It would be great to have an experiment that nobody on Earth could understand. Now there are certainly things which we don’t fully understand:
- We don’t understand how rain drops form in a cloud (link).
- We don’t understand how life came to be.
- We don’t understand what ‘dark matter’ is.
- We don’t know how high-temperature superconductors work.
But I don’t count any of these in the same category of mysterious as the prospect of super-luminal neutrinos.
- I don’t doubt for a moment that we will eventually understand how rain drops form in a cloud.
- I don’t know whether we will ever understand this, but I have no problem with the idea that ‘something happened’ – its just I have no idea what that something is!
- I don’t trust any cosmological deductions from astronomical data – it’s all so far away and we know so little about what is going on. I have no trouble being amazed but I feel sure that discoveries over further decades will resolve matters.
- We only fail to understand the details of how high-temperature superconductors work: the general phenomenon is fairly well understood
But an experiment that we can do in a lab on Earth, and yet which unequivocally disobeys accepted laws?
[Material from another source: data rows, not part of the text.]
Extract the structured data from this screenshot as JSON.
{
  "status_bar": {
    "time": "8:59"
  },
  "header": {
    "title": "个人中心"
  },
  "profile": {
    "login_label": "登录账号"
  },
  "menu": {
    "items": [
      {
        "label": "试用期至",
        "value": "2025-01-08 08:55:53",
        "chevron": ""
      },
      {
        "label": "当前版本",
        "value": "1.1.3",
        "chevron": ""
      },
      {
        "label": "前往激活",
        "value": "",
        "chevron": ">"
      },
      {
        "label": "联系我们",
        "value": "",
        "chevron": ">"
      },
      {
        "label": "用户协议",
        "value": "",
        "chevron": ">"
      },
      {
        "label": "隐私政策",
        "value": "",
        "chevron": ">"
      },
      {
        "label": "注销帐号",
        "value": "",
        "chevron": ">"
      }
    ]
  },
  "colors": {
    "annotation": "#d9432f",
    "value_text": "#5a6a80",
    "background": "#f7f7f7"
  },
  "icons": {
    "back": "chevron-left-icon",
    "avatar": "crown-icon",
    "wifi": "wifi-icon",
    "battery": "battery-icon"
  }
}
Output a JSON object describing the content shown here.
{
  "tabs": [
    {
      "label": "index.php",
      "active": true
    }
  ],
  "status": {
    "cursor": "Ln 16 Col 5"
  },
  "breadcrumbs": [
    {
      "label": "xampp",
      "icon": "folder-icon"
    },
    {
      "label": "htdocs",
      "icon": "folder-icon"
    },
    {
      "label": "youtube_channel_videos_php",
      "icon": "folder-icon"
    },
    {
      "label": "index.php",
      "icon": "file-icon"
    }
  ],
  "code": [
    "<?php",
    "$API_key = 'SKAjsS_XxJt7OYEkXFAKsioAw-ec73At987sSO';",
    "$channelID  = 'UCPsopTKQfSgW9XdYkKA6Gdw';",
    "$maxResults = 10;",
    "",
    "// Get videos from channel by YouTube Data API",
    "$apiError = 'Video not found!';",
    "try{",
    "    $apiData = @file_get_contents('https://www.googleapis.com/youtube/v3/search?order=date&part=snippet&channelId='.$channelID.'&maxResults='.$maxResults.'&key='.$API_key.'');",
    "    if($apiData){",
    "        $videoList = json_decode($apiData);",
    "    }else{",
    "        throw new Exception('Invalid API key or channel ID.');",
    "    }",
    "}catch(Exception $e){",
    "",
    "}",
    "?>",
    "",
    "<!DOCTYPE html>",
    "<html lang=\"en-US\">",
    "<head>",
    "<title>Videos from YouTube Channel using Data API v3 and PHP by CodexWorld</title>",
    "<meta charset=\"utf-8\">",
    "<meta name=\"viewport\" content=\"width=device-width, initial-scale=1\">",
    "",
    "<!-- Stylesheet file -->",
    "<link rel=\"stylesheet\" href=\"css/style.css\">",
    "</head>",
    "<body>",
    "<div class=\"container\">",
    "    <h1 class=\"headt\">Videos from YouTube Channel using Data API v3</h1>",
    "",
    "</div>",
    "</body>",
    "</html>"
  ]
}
That would be amazing. And 100 years ago that was exactly the case. Although the nascent science we now call Physics was triumphant, with successful theories of light and the structure of matter, there were several experiments that were utterly inexplicable.
- Most notable was the phenomenon of radioactivity: certain minerals just spontaneously got hot! This contravened the idea of conservation of energy and the laws of thermodynamics. And nobody knew what was happening. It took decades before our understanding of atoms enlarged sufficiently that radioactivity ‘made sense’
In 1901 Lord Kelvin drew attention to ‘two small clouds’ on the otheriwse clear horizon of 19th Century physics: the difficulty in understanding the Michelson-Morely experiment and inability to understand the heat capacity of gases. As it turned out, these ‘clouds’ heralded intellectual ‘storms’ which changed our view of the world profoundly.
- The heat capacity of a gas is a measure of how much energy it takes to increase the temperature of a fixed amount of gas by one degree. How dull a measurement is that! The theories of physics said the answer should be the same for all gases – but in fact the answer differed for different gases – and changed with temperature. This simple fact could not be explained until the theory of Quantum Mechanics was developed – and this radically changed our view of all microscopic processes.
- The Michelson-Morely experiment measured differences in the speed of light in two perpendicular directions at the same time. The world was astounded to find out that the speed of light was the same in every direction – no matter how fast the Earth was moving around the sun or through the cosmos. When Einstein explained this, he changed our concept of the ‘relativity’ of motion, and out of his explanation arose the idea that particles or matter could not exceed the speed of light. Einstein’s arguments were completely general and for the last century they have been observed to be correct time and time again. So it would be more than a surprise if it should transpire that neutrinos could move even a tiny bit faster than light. I will write more about this on another evening.
Having an experiment that we could do on Earth which nobody could understand would be amazing. If the superluminal speed of neutrinos were confirmed then physicists would be stumped – and the lesson of history seems to be that when we have something that we just don’t understand, then we can expect that this will lead to new ways of seeing the world.
I would love to be alive when such a phenomenon was discovered.